Most of the principal tourist historical, cultural and artistic attractions are to be found in the Città Alta (the High City, also known as the Old Town – although there is evidence of ancient settlements where contemporary development is taking place)) the walled mediaeval city built on the top of one hills that commanded the trade routes in times past. The old city got its Venetian Walls during the 16th century and they dominate any aspect from afar. As the politics of the country changed (especially after Italian Unification – Risorgimento – of the 1860s) more expansion took place below the hill and this is where you’ll find locations dominated by 19th century architecture, including some of the most important art galleries such as the Accademia Carrara, the Museo Diosesano Adriano Bernareggi and the Galleria d’Arte Moderna e Contemporanea di Bergamo (GAMeC). Also in this area you’ll be able to see the Monument to the Partisan, by Giacomo Manzù, and the Teatro Donizetti, the local opera house.
In Città Alta you’ll find: the Duomo (Cathedral); the Colleoni Chapel – the mausoleum of the mercenary Bartolomeo Colleoni; the Campanone (The Big Bell) and The Gombito, two towers dating back to mediaeval times; the Contarini Fountain; the Baptistery, dating back to the 14th century – but not in the same place; the library; locations connected to the life of Gaetano Donizetti (the bel canto opera composer); the Palazzo della Regione; a number of interesting churches, including the Romanesque San Michele al Pozzo Bianco, with its frescoes, the church of Santa Grata Inter Vites, with its macabre paintings behind the main altar, the tiny church of Santa Croce and the huge Basilica de Santa Maria Maggiore – which challenges the Cathedral in its decoration and splendour; as well as a number of comic, interesting, sometimes bizarre and unusual examples of ‘street art’ – long before Banksie people were painting the outsides of buildings just for the sake of it and as a relief to the mundanity of their lives.

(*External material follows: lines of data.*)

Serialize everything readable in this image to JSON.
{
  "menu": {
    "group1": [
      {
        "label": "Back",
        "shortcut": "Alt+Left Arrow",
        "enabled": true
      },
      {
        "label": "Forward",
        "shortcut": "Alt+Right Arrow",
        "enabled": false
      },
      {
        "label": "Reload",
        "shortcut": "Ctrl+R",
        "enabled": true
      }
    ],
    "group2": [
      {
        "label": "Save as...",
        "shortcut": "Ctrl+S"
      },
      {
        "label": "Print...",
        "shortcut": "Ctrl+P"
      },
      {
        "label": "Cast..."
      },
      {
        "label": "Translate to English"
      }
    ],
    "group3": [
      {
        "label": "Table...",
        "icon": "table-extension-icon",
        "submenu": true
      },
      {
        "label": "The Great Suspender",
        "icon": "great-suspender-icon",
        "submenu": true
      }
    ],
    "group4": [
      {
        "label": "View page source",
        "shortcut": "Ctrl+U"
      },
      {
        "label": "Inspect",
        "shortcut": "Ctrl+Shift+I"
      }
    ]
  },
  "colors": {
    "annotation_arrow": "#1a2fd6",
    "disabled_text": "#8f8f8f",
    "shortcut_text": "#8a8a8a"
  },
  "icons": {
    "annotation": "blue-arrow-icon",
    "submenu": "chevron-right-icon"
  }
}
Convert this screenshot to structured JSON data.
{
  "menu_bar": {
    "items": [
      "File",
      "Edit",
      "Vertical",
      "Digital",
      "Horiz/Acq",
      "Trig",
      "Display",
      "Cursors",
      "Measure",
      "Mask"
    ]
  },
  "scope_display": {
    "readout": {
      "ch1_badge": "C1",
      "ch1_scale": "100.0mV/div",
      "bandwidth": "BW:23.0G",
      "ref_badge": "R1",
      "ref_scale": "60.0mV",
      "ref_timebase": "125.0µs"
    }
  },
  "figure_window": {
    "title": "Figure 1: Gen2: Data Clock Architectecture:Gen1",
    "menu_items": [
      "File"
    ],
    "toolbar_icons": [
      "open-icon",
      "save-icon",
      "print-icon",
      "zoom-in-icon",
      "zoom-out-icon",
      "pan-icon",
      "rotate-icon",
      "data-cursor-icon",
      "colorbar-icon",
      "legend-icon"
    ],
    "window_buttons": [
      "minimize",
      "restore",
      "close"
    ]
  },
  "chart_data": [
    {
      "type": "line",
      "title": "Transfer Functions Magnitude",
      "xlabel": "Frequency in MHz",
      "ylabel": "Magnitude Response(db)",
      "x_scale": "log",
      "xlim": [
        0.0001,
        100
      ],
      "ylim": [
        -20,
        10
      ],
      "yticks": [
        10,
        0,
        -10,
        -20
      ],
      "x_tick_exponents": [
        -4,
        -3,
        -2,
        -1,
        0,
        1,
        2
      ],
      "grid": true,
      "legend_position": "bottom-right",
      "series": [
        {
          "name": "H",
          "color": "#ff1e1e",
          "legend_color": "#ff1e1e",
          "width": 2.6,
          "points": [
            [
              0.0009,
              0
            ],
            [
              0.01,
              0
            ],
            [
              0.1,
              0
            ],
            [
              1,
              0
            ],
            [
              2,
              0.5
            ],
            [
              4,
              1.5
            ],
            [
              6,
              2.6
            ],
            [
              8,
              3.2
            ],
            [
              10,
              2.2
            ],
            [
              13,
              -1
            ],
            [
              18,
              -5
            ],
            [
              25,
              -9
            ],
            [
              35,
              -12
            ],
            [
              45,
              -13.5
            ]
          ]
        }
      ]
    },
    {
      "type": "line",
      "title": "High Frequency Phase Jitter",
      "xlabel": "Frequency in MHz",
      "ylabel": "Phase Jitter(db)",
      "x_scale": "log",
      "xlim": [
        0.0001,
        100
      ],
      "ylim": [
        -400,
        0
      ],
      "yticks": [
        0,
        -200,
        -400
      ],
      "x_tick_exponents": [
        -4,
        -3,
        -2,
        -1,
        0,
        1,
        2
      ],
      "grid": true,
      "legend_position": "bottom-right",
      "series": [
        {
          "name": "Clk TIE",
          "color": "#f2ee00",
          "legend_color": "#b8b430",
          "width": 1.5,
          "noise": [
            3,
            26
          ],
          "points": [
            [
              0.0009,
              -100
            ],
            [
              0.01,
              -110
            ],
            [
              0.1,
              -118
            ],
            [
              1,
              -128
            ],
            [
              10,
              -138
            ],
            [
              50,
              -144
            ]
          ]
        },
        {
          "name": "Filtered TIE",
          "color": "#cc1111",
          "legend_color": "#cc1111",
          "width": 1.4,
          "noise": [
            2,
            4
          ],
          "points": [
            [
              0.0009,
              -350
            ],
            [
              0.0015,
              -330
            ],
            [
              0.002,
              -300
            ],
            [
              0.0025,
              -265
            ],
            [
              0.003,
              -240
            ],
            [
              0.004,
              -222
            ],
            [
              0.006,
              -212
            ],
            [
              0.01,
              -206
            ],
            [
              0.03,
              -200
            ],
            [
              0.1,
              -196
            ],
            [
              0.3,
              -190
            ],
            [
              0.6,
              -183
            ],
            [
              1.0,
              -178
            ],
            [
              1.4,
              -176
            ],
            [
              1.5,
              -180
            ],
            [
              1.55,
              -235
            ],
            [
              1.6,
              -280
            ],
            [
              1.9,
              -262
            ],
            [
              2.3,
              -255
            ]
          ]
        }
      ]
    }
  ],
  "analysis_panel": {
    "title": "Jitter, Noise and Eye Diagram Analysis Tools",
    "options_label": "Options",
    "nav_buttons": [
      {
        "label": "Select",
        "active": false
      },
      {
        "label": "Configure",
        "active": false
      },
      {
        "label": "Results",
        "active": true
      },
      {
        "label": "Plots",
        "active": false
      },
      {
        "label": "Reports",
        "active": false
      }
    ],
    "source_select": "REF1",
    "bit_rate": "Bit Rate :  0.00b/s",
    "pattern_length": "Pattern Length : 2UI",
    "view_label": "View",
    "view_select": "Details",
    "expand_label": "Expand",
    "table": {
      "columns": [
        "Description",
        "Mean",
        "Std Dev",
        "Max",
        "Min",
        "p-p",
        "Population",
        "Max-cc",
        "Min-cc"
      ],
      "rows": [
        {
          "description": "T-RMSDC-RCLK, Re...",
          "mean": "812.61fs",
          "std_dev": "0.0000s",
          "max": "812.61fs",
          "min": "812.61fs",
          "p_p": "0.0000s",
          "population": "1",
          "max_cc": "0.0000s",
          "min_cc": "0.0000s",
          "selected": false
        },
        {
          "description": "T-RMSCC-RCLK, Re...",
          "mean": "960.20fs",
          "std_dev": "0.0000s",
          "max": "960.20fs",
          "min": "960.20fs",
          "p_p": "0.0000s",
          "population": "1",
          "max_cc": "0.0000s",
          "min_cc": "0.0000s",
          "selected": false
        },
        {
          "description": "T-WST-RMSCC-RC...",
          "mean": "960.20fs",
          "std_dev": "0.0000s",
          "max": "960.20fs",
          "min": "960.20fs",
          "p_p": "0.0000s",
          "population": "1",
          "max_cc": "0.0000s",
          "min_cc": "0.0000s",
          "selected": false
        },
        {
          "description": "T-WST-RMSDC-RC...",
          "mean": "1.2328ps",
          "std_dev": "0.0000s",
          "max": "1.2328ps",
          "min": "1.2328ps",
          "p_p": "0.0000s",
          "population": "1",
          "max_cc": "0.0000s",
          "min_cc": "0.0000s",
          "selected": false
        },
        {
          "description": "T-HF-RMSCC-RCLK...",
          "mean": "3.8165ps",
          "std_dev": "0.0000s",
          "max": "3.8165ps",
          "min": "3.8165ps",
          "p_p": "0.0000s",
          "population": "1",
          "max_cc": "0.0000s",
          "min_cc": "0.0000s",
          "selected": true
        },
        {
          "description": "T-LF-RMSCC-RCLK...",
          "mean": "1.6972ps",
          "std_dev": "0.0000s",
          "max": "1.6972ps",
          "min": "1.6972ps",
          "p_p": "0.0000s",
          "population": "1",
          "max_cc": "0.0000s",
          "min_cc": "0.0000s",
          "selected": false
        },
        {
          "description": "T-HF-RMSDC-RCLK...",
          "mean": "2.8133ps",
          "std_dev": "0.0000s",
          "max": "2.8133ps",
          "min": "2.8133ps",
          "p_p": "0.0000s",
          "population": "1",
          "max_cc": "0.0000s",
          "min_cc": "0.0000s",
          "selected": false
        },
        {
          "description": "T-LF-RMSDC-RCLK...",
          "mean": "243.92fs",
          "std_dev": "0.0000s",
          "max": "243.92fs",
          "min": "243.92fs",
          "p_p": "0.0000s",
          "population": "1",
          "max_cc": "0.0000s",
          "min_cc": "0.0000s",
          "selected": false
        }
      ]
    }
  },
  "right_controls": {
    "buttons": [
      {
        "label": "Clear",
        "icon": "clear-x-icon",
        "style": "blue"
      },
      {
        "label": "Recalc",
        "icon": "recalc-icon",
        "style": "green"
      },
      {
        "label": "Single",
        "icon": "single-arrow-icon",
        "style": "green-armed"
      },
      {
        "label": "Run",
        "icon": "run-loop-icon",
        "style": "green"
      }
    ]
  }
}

The old city is tiny and the only way to see it, and that’s because there’s no alternative transport to take you through the narrow streets and alleyways, is on foot. However, it’s not a logistical problem to get around the more dispersed attractions of the new town and guidance will be provided about how to do that in the most convenient and cheapest way possible. This will include the quaint funicular railway which takes some of the pain out of climbing the steep hills and allows you to get to the highest point in the old city at the Castello di San Vigillio.
Eateries exist in the Città Alta but they are almost exclusively directed towards the tourist trade and may not, for that reason, most may not be particularly good value for money. However, I went to one restaurant in the new town and one in the old town. One day I choose snack food and a picnic at San Vigilio.
Accommodation reports will be limited to one. I am staying at the Nuovo Ostello della Gioventu di Bergamo, part of Hostelling International to which the Youth Hostel Association (YHA) of the UK is affiliated. Although on the outskirts of the new town there’s a couple of very convenient bus routes (the 6 and the 3) that can get you to both the old and the new town without a lot of pain, the No 3 to the Citta Alta having its terminus at the bus stop immediately outside the hostel. If you don’t mind sharing dormitory accommodation for a few nights it provides all you really need, a clean, comfortable and convenient place to lay your head.
Bergamo easily has enough to keep someone with wide and catholic tastes busy for a full three days. More than that you might find yourself retracing your steps a bit too often. However, generally it’s a pleasant location and it’s not too bad a choice as a base to explore some of the surrounding historic towns such as Brescia or Carravaggio or even for a swift day trip to Milan.